- [What the exercise asks] Return every line below exactly, without dropping any.

[Web page and app entries]
========================================================================

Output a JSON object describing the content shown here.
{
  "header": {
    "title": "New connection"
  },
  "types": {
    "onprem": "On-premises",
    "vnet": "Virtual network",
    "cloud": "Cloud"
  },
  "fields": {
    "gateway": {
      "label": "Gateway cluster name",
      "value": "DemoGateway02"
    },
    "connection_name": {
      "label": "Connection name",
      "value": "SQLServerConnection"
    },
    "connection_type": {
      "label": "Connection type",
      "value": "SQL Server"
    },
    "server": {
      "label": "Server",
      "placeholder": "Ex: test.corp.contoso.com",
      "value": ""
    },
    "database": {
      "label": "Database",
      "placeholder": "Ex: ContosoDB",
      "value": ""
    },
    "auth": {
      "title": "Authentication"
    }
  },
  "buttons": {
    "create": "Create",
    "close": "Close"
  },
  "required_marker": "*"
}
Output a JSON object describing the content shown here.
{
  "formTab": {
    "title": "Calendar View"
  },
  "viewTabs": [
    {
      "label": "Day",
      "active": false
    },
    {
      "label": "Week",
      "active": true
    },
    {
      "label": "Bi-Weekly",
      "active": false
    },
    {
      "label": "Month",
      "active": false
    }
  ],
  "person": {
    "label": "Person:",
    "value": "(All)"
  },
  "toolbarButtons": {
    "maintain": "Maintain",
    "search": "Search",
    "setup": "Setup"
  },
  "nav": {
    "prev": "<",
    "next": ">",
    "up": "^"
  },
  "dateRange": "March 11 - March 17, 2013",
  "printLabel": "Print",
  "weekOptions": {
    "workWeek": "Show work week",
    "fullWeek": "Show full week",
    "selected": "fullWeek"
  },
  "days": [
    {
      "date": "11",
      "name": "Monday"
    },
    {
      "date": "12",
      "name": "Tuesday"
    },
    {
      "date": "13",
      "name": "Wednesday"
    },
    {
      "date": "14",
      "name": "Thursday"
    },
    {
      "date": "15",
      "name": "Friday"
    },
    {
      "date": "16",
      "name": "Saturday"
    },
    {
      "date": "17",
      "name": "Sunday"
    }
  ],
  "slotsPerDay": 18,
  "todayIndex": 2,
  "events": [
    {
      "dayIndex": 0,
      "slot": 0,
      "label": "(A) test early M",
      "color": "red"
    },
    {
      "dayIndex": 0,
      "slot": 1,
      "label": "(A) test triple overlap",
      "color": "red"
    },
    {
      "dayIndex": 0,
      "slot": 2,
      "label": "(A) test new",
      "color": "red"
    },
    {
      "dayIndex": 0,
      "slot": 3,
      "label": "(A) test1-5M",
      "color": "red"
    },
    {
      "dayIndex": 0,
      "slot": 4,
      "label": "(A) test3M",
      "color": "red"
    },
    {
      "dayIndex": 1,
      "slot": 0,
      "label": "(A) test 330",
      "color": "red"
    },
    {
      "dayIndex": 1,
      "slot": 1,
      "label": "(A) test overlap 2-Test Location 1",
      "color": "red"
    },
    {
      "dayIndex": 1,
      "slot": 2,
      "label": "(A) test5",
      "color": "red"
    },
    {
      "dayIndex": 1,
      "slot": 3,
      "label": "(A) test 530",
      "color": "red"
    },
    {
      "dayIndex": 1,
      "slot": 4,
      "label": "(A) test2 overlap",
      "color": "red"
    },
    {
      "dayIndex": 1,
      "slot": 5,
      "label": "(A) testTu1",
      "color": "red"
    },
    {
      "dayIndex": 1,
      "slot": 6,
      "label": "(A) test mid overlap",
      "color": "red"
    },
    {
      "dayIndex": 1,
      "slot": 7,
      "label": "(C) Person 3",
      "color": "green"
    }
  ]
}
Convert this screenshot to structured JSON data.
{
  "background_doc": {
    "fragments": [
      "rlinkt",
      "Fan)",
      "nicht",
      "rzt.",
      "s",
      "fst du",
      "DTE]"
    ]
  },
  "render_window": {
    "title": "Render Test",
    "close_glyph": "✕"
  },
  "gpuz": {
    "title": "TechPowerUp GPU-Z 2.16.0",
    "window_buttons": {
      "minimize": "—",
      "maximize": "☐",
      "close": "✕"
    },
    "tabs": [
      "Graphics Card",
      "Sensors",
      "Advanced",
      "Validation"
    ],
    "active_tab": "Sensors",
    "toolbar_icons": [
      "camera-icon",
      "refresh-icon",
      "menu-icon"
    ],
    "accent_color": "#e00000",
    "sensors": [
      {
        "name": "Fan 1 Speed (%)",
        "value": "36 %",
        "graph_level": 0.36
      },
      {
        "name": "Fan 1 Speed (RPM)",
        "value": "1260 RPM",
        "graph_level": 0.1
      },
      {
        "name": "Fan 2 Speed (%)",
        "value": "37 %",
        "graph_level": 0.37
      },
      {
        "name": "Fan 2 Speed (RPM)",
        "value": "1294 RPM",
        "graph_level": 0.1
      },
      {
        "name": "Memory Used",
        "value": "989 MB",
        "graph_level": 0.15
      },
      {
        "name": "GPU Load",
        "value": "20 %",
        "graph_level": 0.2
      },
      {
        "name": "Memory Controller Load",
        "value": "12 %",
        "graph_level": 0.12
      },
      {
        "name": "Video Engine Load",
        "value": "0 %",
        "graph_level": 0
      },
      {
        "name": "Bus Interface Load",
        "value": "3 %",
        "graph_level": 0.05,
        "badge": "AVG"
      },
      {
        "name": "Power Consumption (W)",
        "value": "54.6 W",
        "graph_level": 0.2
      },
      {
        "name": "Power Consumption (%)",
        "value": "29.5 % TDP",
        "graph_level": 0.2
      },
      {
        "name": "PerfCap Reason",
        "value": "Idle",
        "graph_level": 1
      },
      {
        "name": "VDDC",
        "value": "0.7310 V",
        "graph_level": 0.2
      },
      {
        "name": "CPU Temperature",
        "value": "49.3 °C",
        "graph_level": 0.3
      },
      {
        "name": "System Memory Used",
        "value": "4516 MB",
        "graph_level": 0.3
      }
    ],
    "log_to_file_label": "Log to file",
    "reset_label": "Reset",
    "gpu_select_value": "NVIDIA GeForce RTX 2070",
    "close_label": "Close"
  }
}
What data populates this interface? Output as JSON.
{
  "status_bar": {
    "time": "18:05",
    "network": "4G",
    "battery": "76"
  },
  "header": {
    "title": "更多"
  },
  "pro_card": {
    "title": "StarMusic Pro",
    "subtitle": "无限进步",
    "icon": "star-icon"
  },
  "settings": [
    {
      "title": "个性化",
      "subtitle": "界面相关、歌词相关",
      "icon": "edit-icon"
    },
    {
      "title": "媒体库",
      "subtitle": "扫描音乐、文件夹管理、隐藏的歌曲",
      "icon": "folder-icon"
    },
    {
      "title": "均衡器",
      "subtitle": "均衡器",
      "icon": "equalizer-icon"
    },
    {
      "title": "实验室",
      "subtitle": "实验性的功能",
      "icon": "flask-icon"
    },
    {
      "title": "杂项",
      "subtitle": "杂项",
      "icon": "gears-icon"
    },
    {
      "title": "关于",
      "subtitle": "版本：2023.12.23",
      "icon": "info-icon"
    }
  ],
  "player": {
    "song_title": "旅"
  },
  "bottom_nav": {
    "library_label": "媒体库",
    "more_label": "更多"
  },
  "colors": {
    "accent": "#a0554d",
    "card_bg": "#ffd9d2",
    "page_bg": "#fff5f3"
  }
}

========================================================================

- [Completed exercise]
Output a JSON object describing the content shown here.
{
  "header": {
    "title": "New connection"
  },
  "types": {
    "onprem": "On-premises",
    "vnet": "Virtual network",
    "cloud": "Cloud"
  },
  "fields": {
    "gateway": {
      "label": "Gateway cluster name",
      "value": "DemoGateway02"
    },
    "connection_name": {
      "label": "Connection name",
      "value": "SQLServerConnection"
    },
    "connection_type": {
      "label": "Connection type",
      "value": "SQL Server"
    },
    "server": {
      "label": "Server",
      "placeholder": "Ex: test.corp.contoso.com",
      "value": ""
    },
    "database": {
      "label": "Database",
      "placeholder": "Ex: ContosoDB",
      "value": ""
    },
    "auth": {
      "title": "Authentication"
    }
  },
  "buttons": {
    "create": "Create",
    "close": "Close"
  },
  "required_marker": "*"
}
Output a JSON object describing the content shown here.
{
  "formTab": {
    "title": "Calendar View"
  },
  "viewTabs": [
    {
      "label": "Day",
      "active": false
    },
    {
      "label": "Week",
      "active": true
    },
    {
      "label": "Bi-Weekly",
      "active": false
    },
    {
      "label": "Month",
      "active": false
    }
  ],
  "person": {
    "label": "Person:",
    "value": "(All)"
  },
  "toolbarButtons": {
    "maintain": "Maintain",
    "search": "Search",
    "setup": "Setup"
  },
  "nav": {
    "prev": "<",
    "next": ">",
    "up": "^"
  },
  "dateRange": "March 11 - March 17, 2013",
  "printLabel": "Print",
  "weekOptions": {
    "workWeek": "Show work week",
    "fullWeek": "Show full week",
    "selected": "fullWeek"
  },
  "days": [
    {
      "date": "11",
      "name": "Monday"
    },
    {
      "date": "12",
      "name": "Tuesday"
    },
    {
      "date": "13",
      "name": "Wednesday"
    },
    {
      "date": "14",
      "name": "Thursday"
    },
    {
      "date": "15",
      "name": "Friday"
    },
    {
      "date": "16",
      "name": "Saturday"
    },
    {
      "date": "17",
      "name": "Sunday"
    }
  ],
  "slotsPerDay": 18,
  "todayIndex": 2,
  "events": [
    {
      "dayIndex": 0,
      "slot": 0,
      "label": "(A) test early M",
      "color": "red"
    },
    {
      "dayIndex": 0,
      "slot": 1,
      "label": "(A) test triple overlap",
      "color": "red"
    },
    {
      "dayIndex": 0,
      "slot": 2,
      "label": "(A) test new",
      "color": "red"
    },
    {
      "dayIndex": 0,
      "slot": 3,
      "label": "(A) test1-5M",
      "color": "red"
    },
    {
      "dayIndex": 0,
      "slot": 4,
      "label": "(A) test3M",
      "color": "red"
    },
    {
      "dayIndex": 1,
      "slot": 0,
      "label": "(A) test 330",
      "color": "red"
    },
    {
      "dayIndex": 1,
      "slot": 1,
      "label": "(A) test overlap 2-Test Location 1",
      "color": "red"
    },
    {
      "dayIndex": 1,
      "slot": 2,
      "label": "(A) test5",
      "color": "red"
    },
    {
      "dayIndex": 1,
      "slot": 3,
      "label": "(A) test 530",
      "color": "red"
    },
    {
      "dayIndex": 1,
      "slot": 4,
      "label": "(A) test2 overlap",
      "color": "red"
    },
    {
      "dayIndex": 1,
      "slot": 5,
      "label": "(A) testTu1",
      "color": "red"
    },
    {
      "dayIndex": 1,
      "slot": 6,
      "label": "(A) test mid overlap",
      "color": "red"
    },
    {
      "dayIndex": 1,
      "slot": 7,
      "label": "(C) Person 3",
      "color": "green"
    }
  ]
}
Convert this screenshot to structured JSON data.
{
  "background_doc": {
    "fragments": [
      "rlinkt",
      "Fan)",
      "nicht",
      "rzt.",
      "s",
      "fst du",
      "DTE]"
    ]
  },
  "render_window": {
    "title": "Render Test",
    "close_glyph": "✕"
  },
  "gpuz": {
    "title": "TechPowerUp GPU-Z 2.16.0",
    "window_buttons": {
      "minimize": "—",
      "maximize": "☐",
      "close": "✕"
    },
    "tabs": [
      "Graphics Card",
      "Sensors",
      "Advanced",
      "Validation"
    ],
    "active_tab": "Sensors",
    "toolbar_icons": [
      "camera-icon",
      "refresh-icon",
      "menu-icon"
    ],
    "accent_color": "#e00000",
    "sensors": [
      {
        "name": "Fan 1 Speed (%)",
        "value": "36 %",
        "graph_level": 0.36
      },
      {
        "name": "Fan 1 Speed (RPM)",
        "value": "1260 RPM",
        "graph_level": 0.1
      },
      {
        "name": "Fan 2 Speed (%)",
        "value": "37 %",
        "graph_level": 0.37
      },
      {
        "name": "Fan 2 Speed (RPM)",
        "value": "1294 RPM",
        "graph_level": 0.1
      },
      {
        "name": "Memory Used",
        "value": "989 MB",
        "graph_level": 0.15
      },
      {
        "name": "GPU Load",
        "value": "20 %",
        "graph_level": 0.2
      },
      {
        "name": "Memory Controller Load",
        "value": "12 %",
        "graph_level": 0.12
      },
      {
        "name": "Video Engine Load",
        "value": "0 %",
        "graph_level": 0
      },
      {
        "name": "Bus Interface Load",
        "value": "3 %",
        "graph_level": 0.05,
        "badge": "AVG"
      },
      {
        "name": "Power Consumption (W)",
        "value": "54.6 W",
        "graph_level": 0.2
      },
      {
        "name": "Power Consumption (%)",
        "value": "29.5 % TDP",
        "graph_level": 0.2
      },
      {
        "name": "PerfCap Reason",
        "value": "Idle",
        "graph_level": 1
      },
      {
        "name": "VDDC",
        "value": "0.7310 V",
        "graph_level": 0.2
      },
      {
        "name": "CPU Temperature",
        "value": "49.3 °C",
        "graph_level": 0.3
      },
      {
        "name": "System Memory Used",
        "value": "4516 MB",
        "graph_level": 0.3
      }
    ],
    "log_to_file_label": "Log to file",
    "reset_label": "Reset",
    "gpu_select_value": "NVIDIA GeForce RTX 2070",
    "close_label": "Close"
  }
}
What data populates this interface? Output as JSON.
{
  "status_bar": {
    "time": "18:05",
    "network": "4G",
    "battery": "76"
  },
  "header": {
    "title": "更多"
  },
  "pro_card": {
    "title": "StarMusic Pro",
    "subtitle": "无限进步",
    "icon": "star-icon"
  },
  "settings": [
    {
      "title": "个性化",
      "subtitle": "界面相关、歌词相关",
      "icon": "edit-icon"
    },
    {
      "title": "媒体库",
      "subtitle": "扫描音乐、文件夹管理、隐藏的歌曲",
      "icon": "folder-icon"
    },
    {
      "title": "均衡器",
      "subtitle": "均衡器",
      "icon": "equalizer-icon"
    },
    {
      "title": "实验室",
      "subtitle": "实验性的功能",
      "icon": "flask-icon"
    },
    {
      "title": "杂项",
      "subtitle": "杂项",
      "icon": "gears-icon"
    },
    {
      "title": "关于",
      "subtitle": "版本：2023.12.23",
      "icon": "info-icon"
    }
  ],
  "player": {
    "song_title": "旅"
  },
  "bottom_nav": {
    "library_label": "媒体库",
    "more_label": "更多"
  },
  "colors": {
    "accent": "#a0554d",
    "card_bg": "#ffd9d2",
    "page_bg": "#fff5f3"
  }
}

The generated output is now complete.